Who can jump the furthest? Who can run the fastest or climb the highest? Who can face the most danger? Who can do the most twists in a somersault? How could we get to a place in our minds where any of these things matter to us? Arbitrary things, all of them: quick to come and quicker to go; easily gained or lost, easily learned or forgotten; affected by the most random and trivial of things, such as lever length, genetics, training, tendon and ligament position, anatomy, injury, predisposition, substances, drugs, nurture, nature, anything! Meaningless, in and of themselves. So where is the meaning? What gives our movement meaning?
In a few score years you will be gone. A few more decades after that the walls and gaps you jump will be gone too. Fast forward a few millennia and the very rock and stone it all rested upon will be altered, changed, and – eventually – gone too. Enough time and the planet itself will be stardust again, scattered by a supernova. No records will stand then, no medals or points, not even the memory of those things. Transient, to be sure.
Heraclitus said it best, ‘Everything flows; nothing remains’. So what does it matter that you can jump 11 feet rather than 10? Is it just ‘to be better’, is it our nature to want to improve for improvement’s sake? Is it that we must constantly prove ourselves to ourselves? Does it all come down to our cultural conditioning, our education; the need to compare and compete both within and without ourselves?
I hope not.
I think not.
What matters, surely, is us. What gives it all meaning, is us.
The temporal nature of things does not render them meaningless, not at all – quite the opposite. It is the very fact that all things are transient that bestows upon those things the potential for ultimate meaning – because that thing, that jump, that moment is unique and unrepeatable: much like us. So it really does matter, quite a lot, what you do with that moment. It is we who give meaning to the moments and the actions, both our intentions for and our actual experience of them, and each moment will be nothing more nor less than what we make of it. So if you do this jump simply in order to impress others, for example, or to beat your rival in a contest, and that is your motivation, that is your goal, your desire, then that moment’s or action’s meaning is no more than that: a flash of primal ego, driven by a no-doubt genetically-fuelled will to power. And where is the meaning in that? Is that really the best we can do?
But infuse that same moment with a will to understand who you are, through challenge, through adversity, through movement, and instantly that same arbitrary jump becomes filled with meaning, with power and substance. It will resonate in you, and throughout your life, and no doubt long after your body is dust. It means something.

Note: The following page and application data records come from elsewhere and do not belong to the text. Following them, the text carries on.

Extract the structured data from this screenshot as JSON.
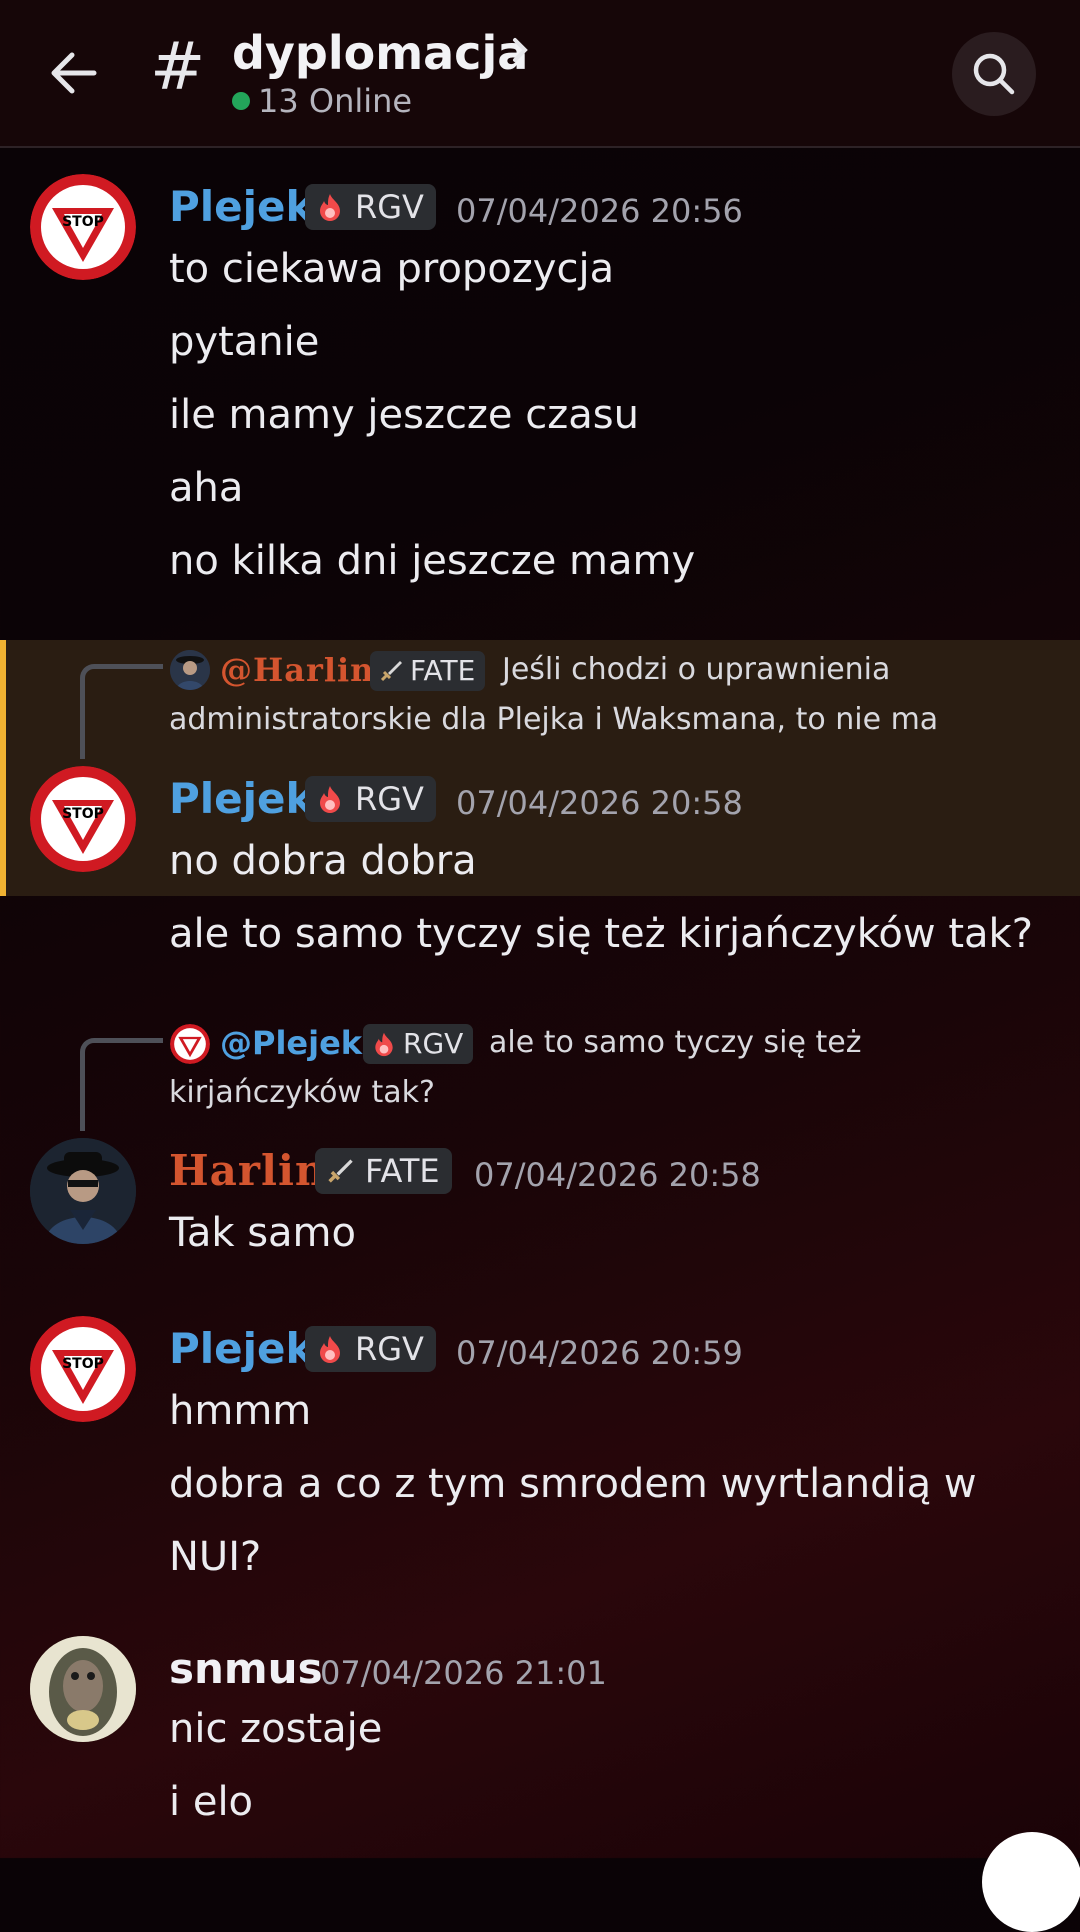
{
  "header": {
    "channel": "dyplomacja",
    "online": "13 Online"
  },
  "colors": {
    "plejek": "#4fa0e0",
    "harlin": "#d4552f",
    "snmus": "#f0f0f4",
    "online_dot": "#23a55a",
    "highlight": "#f0b232"
  },
  "messages": [
    {
      "author": "Plejek",
      "tag": "RGV",
      "time": "07/04/2026 20:56",
      "lines": [
        "to ciekawa propozycja",
        "pytanie",
        "ile mamy jeszcze czasu",
        "aha",
        "no kilka dni jeszcze mamy"
      ]
    },
    {
      "reply": {
        "author": "@Harlin",
        "tag": "FATE",
        "text1": "Jeśli chodzi o uprawnienia",
        "text2": "administratorskie dla Plejka i Waksmana, to nie ma"
      },
      "author": "Plejek",
      "tag": "RGV",
      "time": "07/04/2026 20:58",
      "lines": [
        "no dobra dobra",
        "ale to samo tyczy się też kirjańczyków tak?"
      ]
    },
    {
      "reply": {
        "author": "@Plejek",
        "tag": "RGV",
        "text1": "ale to samo tyczy się też",
        "text2": "kirjańczyków tak?"
      },
      "author": "Harlin",
      "tag": "FATE",
      "time": "07/04/2026 20:58",
      "lines": [
        "Tak samo"
      ]
    },
    {
      "author": "Plejek",
      "tag": "RGV",
      "time": "07/04/2026 20:59",
      "lines": [
        "hmmm",
        "dobra a co z tym smrodem wyrtlandią w",
        "NUI?"
      ]
    },
    {
      "author": "snmus",
      "time": "07/04/2026 21:01",
      "lines": [
        "nic zostaje",
        "i elo"
      ]
    }
  ],
  "icons": {
    "back": "arrow-left-icon",
    "hash": "hash-icon",
    "search": "search-icon",
    "stop": "stop-sign-avatar",
    "rgv": "flame-icon",
    "fate": "sword-icon"
  }
}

In the end, the movements don’t matter. Truthfully, the art itself doesn’t matter – you could experience this in any action, in gardening, or fighting, or the study of quantum physics: what matters is you who practice the art, for you are what gives it meaning in any and every moment. So what does it mean, ‘to be strong’? Why is being strong better than being weak? Is it at all? Or is the process of becoming strong just a vehicle, a path for us to focus our own understanding of ourselves, our world, our lives, and our place in the order of things? And if so, does it then follow that the only real ‘success’ can be found through edging closer to that understanding, that indeed all knowledge is only self-knowledge?
In this case, a traceur’s true test is not in how far he can jump, or how quickly he can move, or how many muscle-ups he can complete, or even in his level of ability: but rather it is in what he finds in the art – what he finds in himself.